Page and application data records —
⟨
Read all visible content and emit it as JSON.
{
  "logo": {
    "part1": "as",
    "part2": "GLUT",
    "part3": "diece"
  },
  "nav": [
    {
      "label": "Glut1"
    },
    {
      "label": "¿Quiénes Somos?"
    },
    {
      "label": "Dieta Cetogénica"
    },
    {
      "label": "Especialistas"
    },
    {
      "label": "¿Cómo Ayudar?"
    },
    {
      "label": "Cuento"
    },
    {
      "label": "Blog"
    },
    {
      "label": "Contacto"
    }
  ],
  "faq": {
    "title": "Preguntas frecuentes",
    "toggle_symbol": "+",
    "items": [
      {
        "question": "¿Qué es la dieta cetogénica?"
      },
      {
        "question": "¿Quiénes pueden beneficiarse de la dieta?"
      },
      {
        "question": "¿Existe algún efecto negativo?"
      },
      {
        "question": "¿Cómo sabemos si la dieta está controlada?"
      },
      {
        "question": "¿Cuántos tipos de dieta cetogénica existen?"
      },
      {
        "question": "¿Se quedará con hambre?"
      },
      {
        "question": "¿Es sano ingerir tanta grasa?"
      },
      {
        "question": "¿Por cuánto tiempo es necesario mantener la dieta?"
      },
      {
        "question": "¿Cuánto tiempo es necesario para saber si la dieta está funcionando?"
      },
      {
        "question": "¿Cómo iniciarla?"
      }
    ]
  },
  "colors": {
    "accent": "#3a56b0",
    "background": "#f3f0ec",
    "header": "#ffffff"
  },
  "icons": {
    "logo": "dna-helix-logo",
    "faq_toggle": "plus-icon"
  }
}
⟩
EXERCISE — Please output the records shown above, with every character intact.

RESPONSE —
Read all visible content and emit it as JSON.
{
  "logo": {
    "part1": "as",
    "part2": "GLUT",
    "part3": "diece"
  },
  "nav": [
    {
      "label": "Glut1"
    },
    {
      "label": "¿Quiénes Somos?"
    },
    {
      "label": "Dieta Cetogénica"
    },
    {
      "label": "Especialistas"
    },
    {
      "label": "¿Cómo Ayudar?"
    },
    {
      "label": "Cuento"
    },
    {
      "label": "Blog"
    },
    {
      "label": "Contacto"
    }
  ],
  "faq": {
    "title": "Preguntas frecuentes",
    "toggle_symbol": "+",
    "items": [
      {
        "question": "¿Qué es la dieta cetogénica?"
      },
      {
        "question": "¿Quiénes pueden beneficiarse de la dieta?"
      },
      {
        "question": "¿Existe algún efecto negativo?"
      },
      {
        "question": "¿Cómo sabemos si la dieta está controlada?"
      },
      {
        "question": "¿Cuántos tipos de dieta cetogénica existen?"
      },
      {
        "question": "¿Se quedará con hambre?"
      },
      {
        "question": "¿Es sano ingerir tanta grasa?"
      },
      {
        "question": "¿Por cuánto tiempo es necesario mantener la dieta?"
      },
      {
        "question": "¿Cuánto tiempo es necesario para saber si la dieta está funcionando?"
      },
      {
        "question": "¿Cómo iniciarla?"
      }
    ]
  },
  "colors": {
    "accent": "#3a56b0",
    "background": "#f3f0ec",
    "header": "#ffffff"
  },
  "icons": {
    "logo": "dna-helix-logo",
    "faq_toggle": "plus-icon"
  }
}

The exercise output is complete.